[Opening Supplied information section]
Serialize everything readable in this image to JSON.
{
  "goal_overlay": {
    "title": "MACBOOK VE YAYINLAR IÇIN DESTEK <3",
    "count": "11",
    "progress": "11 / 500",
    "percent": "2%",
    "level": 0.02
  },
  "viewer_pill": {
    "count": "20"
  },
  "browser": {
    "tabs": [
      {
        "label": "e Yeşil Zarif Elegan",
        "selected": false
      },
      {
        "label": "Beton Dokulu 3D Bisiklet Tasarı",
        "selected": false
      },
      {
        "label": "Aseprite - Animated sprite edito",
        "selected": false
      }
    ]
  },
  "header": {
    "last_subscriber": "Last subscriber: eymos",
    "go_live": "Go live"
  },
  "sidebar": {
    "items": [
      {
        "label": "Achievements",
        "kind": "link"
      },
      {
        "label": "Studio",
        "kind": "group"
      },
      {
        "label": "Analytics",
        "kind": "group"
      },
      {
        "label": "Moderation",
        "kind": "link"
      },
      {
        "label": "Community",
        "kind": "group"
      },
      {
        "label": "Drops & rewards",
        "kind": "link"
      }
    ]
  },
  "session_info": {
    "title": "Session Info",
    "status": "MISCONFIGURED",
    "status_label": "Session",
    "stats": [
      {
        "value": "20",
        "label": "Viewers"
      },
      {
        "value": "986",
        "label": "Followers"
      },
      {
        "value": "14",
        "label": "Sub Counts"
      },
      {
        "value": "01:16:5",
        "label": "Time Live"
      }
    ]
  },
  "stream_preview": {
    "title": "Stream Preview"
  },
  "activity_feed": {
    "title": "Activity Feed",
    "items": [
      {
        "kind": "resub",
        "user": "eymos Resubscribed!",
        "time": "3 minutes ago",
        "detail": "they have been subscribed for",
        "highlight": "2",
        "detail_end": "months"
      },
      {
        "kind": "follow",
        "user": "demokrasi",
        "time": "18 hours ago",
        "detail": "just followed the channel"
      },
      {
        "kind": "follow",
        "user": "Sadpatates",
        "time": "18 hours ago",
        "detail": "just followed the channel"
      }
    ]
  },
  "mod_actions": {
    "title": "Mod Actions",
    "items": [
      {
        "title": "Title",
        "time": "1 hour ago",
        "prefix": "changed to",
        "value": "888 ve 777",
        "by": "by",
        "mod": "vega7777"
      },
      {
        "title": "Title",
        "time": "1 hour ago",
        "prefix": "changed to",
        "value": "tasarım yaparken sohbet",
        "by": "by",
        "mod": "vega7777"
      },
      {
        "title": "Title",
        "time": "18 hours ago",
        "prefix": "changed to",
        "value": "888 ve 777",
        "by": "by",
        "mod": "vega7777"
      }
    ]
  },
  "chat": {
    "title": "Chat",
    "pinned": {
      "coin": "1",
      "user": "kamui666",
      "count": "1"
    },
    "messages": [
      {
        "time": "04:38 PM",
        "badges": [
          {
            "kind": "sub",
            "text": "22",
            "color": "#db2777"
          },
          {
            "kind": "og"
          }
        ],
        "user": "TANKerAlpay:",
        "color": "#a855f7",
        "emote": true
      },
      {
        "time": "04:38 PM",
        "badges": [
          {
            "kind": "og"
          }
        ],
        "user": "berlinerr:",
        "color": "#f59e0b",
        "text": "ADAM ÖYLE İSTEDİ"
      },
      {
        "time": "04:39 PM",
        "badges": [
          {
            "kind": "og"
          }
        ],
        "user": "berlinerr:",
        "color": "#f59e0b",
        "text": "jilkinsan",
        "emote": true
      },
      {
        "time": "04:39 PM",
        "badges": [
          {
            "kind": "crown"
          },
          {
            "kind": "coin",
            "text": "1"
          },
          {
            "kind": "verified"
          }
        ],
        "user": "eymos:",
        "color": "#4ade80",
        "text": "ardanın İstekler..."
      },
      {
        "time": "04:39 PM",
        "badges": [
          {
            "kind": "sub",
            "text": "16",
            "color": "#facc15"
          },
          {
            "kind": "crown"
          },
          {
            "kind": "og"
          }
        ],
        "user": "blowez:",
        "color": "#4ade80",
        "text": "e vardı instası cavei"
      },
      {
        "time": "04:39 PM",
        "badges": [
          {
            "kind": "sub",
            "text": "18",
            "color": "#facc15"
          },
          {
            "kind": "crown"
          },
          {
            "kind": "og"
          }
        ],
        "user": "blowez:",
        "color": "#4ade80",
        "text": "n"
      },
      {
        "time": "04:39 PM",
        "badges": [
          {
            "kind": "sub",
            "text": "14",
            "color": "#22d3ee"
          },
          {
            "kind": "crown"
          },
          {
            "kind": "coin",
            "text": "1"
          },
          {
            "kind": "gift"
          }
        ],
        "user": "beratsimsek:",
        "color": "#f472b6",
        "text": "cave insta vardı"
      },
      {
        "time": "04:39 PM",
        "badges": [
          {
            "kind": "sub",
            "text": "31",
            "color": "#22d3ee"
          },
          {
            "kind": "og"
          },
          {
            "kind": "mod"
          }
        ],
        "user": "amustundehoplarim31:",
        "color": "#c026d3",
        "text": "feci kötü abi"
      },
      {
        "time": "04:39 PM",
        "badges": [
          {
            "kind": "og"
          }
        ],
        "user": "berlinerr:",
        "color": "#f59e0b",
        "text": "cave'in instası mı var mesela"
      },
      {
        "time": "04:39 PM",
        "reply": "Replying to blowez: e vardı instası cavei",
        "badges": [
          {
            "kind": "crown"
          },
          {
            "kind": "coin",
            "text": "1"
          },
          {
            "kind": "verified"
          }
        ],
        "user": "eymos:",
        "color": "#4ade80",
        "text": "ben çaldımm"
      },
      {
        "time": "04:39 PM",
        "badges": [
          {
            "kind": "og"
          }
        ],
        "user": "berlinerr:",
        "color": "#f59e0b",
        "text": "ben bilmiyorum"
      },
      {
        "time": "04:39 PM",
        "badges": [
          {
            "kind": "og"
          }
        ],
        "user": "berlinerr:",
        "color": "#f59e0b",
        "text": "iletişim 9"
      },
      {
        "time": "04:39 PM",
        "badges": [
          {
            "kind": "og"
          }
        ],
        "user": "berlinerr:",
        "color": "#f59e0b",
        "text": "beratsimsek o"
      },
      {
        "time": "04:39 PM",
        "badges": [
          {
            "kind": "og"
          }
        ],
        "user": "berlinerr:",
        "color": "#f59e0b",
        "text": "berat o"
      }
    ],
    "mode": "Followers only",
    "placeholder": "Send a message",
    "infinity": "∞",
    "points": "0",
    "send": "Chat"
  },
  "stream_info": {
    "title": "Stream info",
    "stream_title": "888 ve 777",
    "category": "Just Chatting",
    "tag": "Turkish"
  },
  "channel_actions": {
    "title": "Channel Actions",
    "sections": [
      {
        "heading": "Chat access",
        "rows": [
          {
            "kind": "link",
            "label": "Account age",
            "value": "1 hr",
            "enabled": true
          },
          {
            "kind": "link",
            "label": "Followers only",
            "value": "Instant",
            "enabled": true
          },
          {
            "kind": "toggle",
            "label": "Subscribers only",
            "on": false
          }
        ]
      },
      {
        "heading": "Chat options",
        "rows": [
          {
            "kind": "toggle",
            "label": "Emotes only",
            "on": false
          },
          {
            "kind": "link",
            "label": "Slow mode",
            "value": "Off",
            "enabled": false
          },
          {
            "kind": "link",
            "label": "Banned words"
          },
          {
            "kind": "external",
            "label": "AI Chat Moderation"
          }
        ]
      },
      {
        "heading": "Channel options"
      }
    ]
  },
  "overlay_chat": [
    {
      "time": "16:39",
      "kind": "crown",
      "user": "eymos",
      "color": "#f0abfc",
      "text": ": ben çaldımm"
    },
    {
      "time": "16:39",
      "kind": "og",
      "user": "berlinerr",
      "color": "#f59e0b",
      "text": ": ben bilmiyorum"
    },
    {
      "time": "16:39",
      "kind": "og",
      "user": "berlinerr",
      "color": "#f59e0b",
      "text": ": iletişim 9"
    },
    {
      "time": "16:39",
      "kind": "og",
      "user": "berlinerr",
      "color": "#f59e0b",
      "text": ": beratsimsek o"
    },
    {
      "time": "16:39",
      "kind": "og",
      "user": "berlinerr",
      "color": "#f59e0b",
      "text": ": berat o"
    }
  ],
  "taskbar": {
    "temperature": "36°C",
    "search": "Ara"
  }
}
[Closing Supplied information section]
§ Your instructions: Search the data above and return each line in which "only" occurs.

§ Answer below:
    "mode": "Followers only",
            "label": "Followers only",
            "label": "Subscribers only",
            "label": "Emotes only",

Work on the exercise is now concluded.